======== INFORMATION
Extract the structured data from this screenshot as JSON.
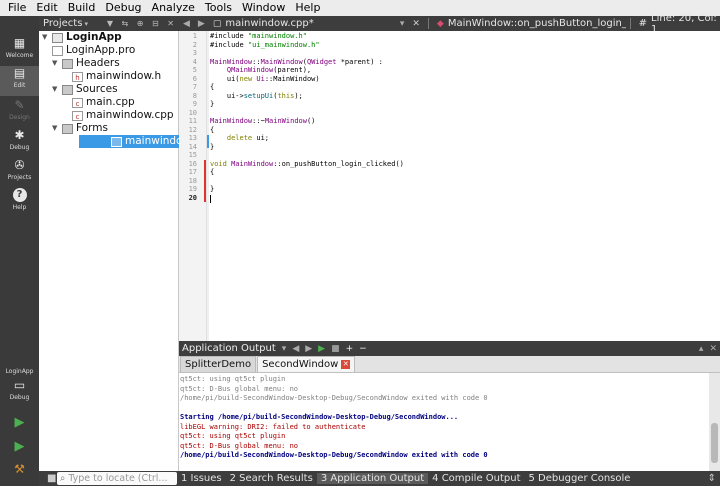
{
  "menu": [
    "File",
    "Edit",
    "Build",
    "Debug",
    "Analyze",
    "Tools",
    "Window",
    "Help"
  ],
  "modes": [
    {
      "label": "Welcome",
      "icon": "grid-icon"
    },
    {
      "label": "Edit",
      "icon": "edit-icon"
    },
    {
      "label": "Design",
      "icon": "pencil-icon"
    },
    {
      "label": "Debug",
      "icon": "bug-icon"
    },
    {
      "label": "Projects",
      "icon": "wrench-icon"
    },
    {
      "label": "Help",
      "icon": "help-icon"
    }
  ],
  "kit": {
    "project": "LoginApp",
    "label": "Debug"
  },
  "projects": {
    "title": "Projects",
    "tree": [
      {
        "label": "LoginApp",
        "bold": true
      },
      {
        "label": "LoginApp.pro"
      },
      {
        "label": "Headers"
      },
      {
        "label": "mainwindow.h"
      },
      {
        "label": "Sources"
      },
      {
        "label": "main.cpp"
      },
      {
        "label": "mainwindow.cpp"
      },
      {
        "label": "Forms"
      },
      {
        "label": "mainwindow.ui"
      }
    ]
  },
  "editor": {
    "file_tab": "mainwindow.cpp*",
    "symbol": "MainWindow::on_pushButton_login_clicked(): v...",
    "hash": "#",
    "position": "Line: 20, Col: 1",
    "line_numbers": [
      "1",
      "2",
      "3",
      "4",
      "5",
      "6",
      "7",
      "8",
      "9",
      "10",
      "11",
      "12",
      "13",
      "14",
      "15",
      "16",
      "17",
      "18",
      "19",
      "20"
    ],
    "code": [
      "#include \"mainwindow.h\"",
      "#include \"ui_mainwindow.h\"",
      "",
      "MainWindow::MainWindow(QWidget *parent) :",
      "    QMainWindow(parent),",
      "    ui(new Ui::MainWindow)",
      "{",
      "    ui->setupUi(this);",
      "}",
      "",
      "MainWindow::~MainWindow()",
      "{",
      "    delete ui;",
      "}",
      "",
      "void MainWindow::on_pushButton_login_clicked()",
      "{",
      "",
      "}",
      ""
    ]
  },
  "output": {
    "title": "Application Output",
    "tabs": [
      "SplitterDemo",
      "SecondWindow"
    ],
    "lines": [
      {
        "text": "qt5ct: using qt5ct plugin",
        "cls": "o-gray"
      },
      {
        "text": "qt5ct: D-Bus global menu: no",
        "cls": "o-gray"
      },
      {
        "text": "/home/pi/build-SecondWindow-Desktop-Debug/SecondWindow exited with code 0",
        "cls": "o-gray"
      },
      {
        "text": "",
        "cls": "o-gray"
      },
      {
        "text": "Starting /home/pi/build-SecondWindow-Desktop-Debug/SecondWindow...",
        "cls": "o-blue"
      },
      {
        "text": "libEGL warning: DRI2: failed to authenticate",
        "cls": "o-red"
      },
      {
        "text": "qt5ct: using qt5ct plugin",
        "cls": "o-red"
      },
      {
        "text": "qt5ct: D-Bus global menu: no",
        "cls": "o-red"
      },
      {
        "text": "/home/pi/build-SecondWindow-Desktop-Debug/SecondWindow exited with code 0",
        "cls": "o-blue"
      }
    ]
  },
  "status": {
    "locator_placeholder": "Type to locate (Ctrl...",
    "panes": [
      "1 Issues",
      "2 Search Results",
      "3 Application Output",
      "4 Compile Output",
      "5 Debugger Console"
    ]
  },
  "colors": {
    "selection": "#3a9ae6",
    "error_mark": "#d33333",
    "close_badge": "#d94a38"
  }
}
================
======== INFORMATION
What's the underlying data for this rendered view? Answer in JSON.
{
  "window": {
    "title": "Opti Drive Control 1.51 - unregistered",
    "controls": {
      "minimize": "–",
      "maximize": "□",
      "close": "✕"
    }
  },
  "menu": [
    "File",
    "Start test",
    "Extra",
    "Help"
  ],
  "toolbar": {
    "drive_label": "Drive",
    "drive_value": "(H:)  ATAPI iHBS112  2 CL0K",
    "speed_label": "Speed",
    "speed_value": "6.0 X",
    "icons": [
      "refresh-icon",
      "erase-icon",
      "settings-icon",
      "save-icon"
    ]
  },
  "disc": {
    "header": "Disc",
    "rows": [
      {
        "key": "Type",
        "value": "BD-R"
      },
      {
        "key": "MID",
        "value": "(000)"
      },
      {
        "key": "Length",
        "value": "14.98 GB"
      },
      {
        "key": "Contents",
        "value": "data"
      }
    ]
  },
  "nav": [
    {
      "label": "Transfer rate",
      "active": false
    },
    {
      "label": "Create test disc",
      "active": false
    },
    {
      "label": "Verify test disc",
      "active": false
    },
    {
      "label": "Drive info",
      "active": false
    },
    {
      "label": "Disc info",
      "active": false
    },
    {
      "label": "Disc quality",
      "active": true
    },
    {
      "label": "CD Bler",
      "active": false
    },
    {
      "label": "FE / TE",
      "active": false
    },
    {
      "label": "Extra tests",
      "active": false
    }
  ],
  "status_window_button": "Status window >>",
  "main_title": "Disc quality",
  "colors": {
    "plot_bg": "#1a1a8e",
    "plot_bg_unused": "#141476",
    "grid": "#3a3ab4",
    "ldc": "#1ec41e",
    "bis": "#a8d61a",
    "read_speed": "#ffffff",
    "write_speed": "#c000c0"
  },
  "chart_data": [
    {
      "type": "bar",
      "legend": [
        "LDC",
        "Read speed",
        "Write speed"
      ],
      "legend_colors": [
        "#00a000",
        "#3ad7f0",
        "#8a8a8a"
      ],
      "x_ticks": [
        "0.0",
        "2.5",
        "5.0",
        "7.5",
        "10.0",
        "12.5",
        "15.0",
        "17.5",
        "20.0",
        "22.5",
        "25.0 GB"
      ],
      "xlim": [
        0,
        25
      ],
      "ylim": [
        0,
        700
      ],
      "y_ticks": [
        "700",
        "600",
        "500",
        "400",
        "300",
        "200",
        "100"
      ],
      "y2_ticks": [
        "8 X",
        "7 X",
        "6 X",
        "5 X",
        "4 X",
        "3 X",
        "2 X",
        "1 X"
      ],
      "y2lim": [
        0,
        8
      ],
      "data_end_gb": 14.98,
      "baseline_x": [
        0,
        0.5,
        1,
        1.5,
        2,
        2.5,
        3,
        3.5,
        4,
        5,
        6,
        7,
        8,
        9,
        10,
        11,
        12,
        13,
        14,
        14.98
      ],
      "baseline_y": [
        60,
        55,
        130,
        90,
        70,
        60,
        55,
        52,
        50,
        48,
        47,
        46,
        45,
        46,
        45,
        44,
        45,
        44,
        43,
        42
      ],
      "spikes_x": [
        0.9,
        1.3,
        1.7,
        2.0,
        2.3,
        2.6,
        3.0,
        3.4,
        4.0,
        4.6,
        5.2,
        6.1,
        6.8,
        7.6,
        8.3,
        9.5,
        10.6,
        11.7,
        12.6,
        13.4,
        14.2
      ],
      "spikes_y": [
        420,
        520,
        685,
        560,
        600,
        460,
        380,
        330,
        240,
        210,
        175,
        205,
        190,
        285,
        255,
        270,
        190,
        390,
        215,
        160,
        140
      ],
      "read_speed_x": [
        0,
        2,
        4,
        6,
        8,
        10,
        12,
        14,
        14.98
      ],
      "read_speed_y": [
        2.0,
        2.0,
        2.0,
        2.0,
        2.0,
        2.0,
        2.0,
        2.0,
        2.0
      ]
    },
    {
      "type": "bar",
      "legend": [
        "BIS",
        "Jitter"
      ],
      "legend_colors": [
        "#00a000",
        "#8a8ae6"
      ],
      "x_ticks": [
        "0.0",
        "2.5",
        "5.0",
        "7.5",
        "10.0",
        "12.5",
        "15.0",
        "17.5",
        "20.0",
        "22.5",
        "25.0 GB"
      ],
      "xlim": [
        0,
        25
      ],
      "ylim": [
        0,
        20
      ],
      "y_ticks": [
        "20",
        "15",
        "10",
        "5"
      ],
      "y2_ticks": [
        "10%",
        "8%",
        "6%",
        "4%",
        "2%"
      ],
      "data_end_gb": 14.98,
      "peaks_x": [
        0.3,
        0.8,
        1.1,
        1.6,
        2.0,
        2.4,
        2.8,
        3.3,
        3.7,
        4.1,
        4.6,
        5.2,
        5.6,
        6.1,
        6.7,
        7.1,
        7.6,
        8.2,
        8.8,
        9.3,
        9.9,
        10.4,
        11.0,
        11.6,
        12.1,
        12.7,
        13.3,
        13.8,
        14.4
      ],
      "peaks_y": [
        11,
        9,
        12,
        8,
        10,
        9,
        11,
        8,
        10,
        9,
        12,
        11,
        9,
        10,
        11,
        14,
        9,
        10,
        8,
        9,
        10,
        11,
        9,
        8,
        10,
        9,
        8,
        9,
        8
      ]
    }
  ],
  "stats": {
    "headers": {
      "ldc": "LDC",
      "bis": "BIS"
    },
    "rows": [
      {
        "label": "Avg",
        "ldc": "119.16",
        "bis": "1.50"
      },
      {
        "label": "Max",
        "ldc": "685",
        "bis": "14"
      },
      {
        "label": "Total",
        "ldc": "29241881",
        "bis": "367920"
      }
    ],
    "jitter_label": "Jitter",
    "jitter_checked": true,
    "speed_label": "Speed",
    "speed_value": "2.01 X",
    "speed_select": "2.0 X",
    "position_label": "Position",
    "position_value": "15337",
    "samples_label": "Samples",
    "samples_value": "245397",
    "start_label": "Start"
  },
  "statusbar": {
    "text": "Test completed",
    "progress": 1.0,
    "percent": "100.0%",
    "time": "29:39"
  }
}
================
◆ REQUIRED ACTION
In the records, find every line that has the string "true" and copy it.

◆ FINISHED EXERCISE
        "bold": true
      "active": true
    "jitter_checked": true,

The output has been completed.